On Chess: Webster University Star Wins Millionaire Chess Tournament
Las Vegas will do just fine if it never sees Wesley So again. The brand-new adult celebrated his 21st birthday in the right city, but he did it in all the wrong ways.
He didn’t pull a single slot, didn’t throw a single die. And he never once relied on the hilarious notion of luck during a week-long visit in a town that banks off the very idea. He was not spotted out late, stumbling around the Strip any night -- and to the contrary: The work So put in each morning is circumstantial proof that he achieved bedtime at an hour likely outlawed in the City that Never Sleeps.
He made just a single bet -- on himself -- and took down a score 100 times that amount. And even worse for Sin City: The house took away no rake from his winnings, instead only watched every penny of it walk away.
Said Vegas: Don’t let the screen door hit you on the way out, Mr. So.

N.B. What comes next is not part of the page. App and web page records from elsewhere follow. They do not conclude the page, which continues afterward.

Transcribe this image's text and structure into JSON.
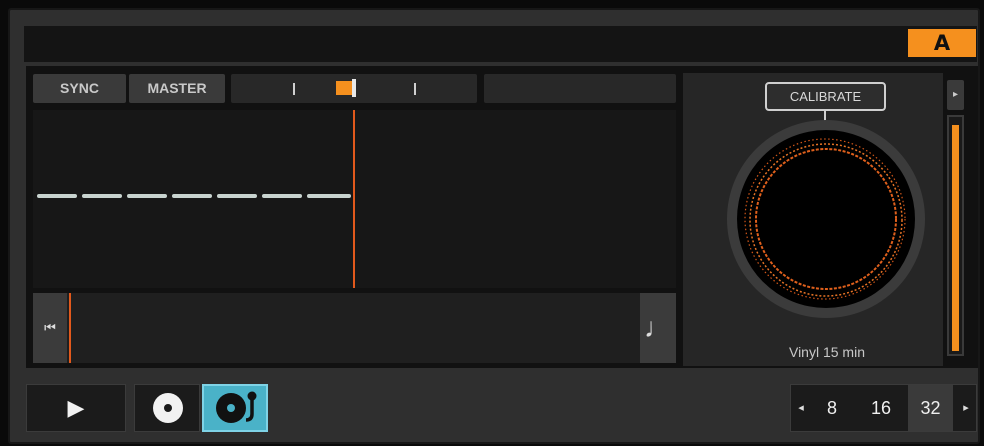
{
  "deck": {
    "letter": "A"
  },
  "controls": {
    "sync_label": "SYNC",
    "master_label": "MASTER"
  },
  "timecode": {
    "calibrate_label": "CALIBRATE",
    "vinyl_label": "Vinyl 15 min",
    "level": 0.98
  },
  "icons": {
    "jump": "skip-to-start-icon",
    "note": "music-note-icon",
    "play": "play-icon",
    "cd": "cd-icon",
    "vinyl": "turntable-icon",
    "right_arrow": "arrow-right-icon"
  },
  "transport": {
    "play_symbol": "▶",
    "jump_symbol": "⏮",
    "note_symbol": "♩",
    "arrow_left": "◂",
    "arrow_right": "▸"
  },
  "loop": {
    "values": [
      "8",
      "16",
      "32"
    ],
    "selected": "32"
  },
  "colors": {
    "accent": "#f5901e",
    "playhead": "#e2591c",
    "vinyl_active": "#4ab2c8"
  }
}
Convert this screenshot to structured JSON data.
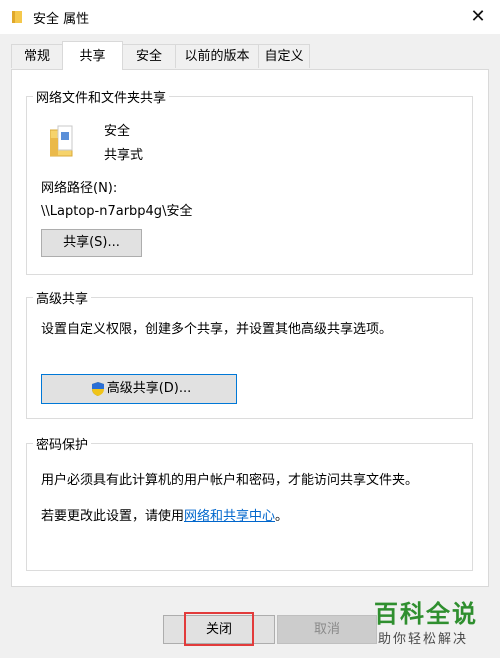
{
  "window": {
    "title": "安全 属性",
    "close_glyph": "✕"
  },
  "tabs": [
    {
      "label": "常规",
      "active": false
    },
    {
      "label": "共享",
      "active": true
    },
    {
      "label": "安全",
      "active": false
    },
    {
      "label": "以前的版本",
      "active": false
    },
    {
      "label": "自定义",
      "active": false
    }
  ],
  "network_sharing": {
    "title": "网络文件和文件夹共享",
    "folder_name": "安全",
    "share_state": "共享式",
    "path_label": "网络路径(N):",
    "path_value": "\\\\Laptop-n7arbp4g\\安全",
    "share_button": "共享(S)..."
  },
  "advanced_sharing": {
    "title": "高级共享",
    "description": "设置自定义权限，创建多个共享，并设置其他高级共享选项。",
    "button": "高级共享(D)..."
  },
  "password_protection": {
    "title": "密码保护",
    "description": "用户必须具有此计算机的用户帐户和密码，才能访问共享文件夹。",
    "change_prefix": "若要更改此设置，请使用",
    "link_text": "网络和共享中心",
    "change_suffix": "。"
  },
  "footer": {
    "close_button": "关闭",
    "cancel_button": "取消"
  },
  "watermark": {
    "main": "百科全说",
    "sub": "助你轻松解决"
  },
  "colors": {
    "link": "#0066cc",
    "highlight": "#e23b3b",
    "accent_border": "#0078d7",
    "watermark": "#2f8f2f"
  }
}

The Webster University Grandmaster was this week’s big winner in the Millionaire Chess Open, featuring both amateurs and professionals battling for a $1M prize fund that was far and away the largest ever seen in the history of open chess tournaments. The diamond-encrusted event was the long-hyped innovation of GM Maurice Ashley, finally reaching fruition over Columbus Day weekend by pulling in over 550 players from 44 different countries -- all of whom laid down a $1,000 entry fee to put their skills to the test.
So -- recently voted by the Riverfront Times as St. Louis’ Best College Athlete of 2014, albeit one who still maintains the rights to his own name as a professional (read: LOL NCAA) -- entered as the Millionaire’s top-seed and did not disappoint, staying undefeated all the way through the 139-player Open section to its $100,000 prize.
And though perhaps not one celebrated by late-night escapades featuring the standard degenerate binge of Vegas, the Millionaire will likely go down as one hell of a coming-out party for the young Grandmaster. Statements on So’s place in the chess world were made on several levels.
On the collegiate level, chess teams from around the nation received the news as a double-dose of sobriety: So, a junior at Webster majoring in (what else?) finance, has already led the university to back-to-back national titles and clearly shows no signs of slowing down, especially considering this latest result came during his “offseason.” He claimed to have decided on the Millionaire “at the last minute” and attended without preparation, though his current streak of 30-plus professional games without a loss seems to dull the magic from that particular statement.
Worse for collegiate hopefuls is So’s best friend, roommate and Webster teammate GM Ray Robson participation alongside him at the Millionaire, where they even had the chance to play each other -- in the finals.
Both So and Robson cruised through the four-day, seven round Open section of the event scoring 6/7 apiece, each earning a seat outright in the four-player “Millionaire Monday” playoff -- while four other players had to fight through a playoff-for-the-playoff’s final two seats on Sunday night.
Forget college. Ultimately, Millionaire Monday featured a Webster University-versus-China showdown, as the other seats were claimed by Yu Yangyi and Ziou Jianchao -- two players who led their country to Chess Olympic gold this past August. They both lost, however, and played each other for third place. Robson was the last to man to fall, but not before admitting his record versus So was not very good, and won $50k for second place.
So’s win also issues a statement on a much larger scale. Nationally, if the U.S. had not heard of the 8th-youngest Grandmaster in history to this point, it most certainly will take note now. So played in Vegas under the flag of his home country, the Philippines, though he is in the midstof a federation switch and will soon be playing under the red, white and blue. Chess nerds all over the nation are already salivating at the chance to harbor two of the world’s best players on America’s Olympiad team.
And internationally, make that two of the world’s top-ten. Hikaru Nakamura has long been America’s next-best hope for a World Champion, but suddenly So has emerged. While Nakamura, the ninth-best player in the world, skipped the Millionaire to compete in the FIDE Grand Prix, So has not-so-quietly reached the highest point of his career.
After Vegas, the 21-year-old is at a best-ever 2762 rating, ranking him just five points behind Nakamura, tenth in the world.
Brian Jerauld is the 2014 Chess Journalist of the Year, and the communications specialist for the Chess Club and Scholastic Center of St. Louis. He is a 2001 graduate of the University of Missouri-Columbia School of Journalism and has more than a decade of experience writing about boats, sports and other ways to relax. This column is a weekly look around St. Louis, the U.S. Capital of Chess.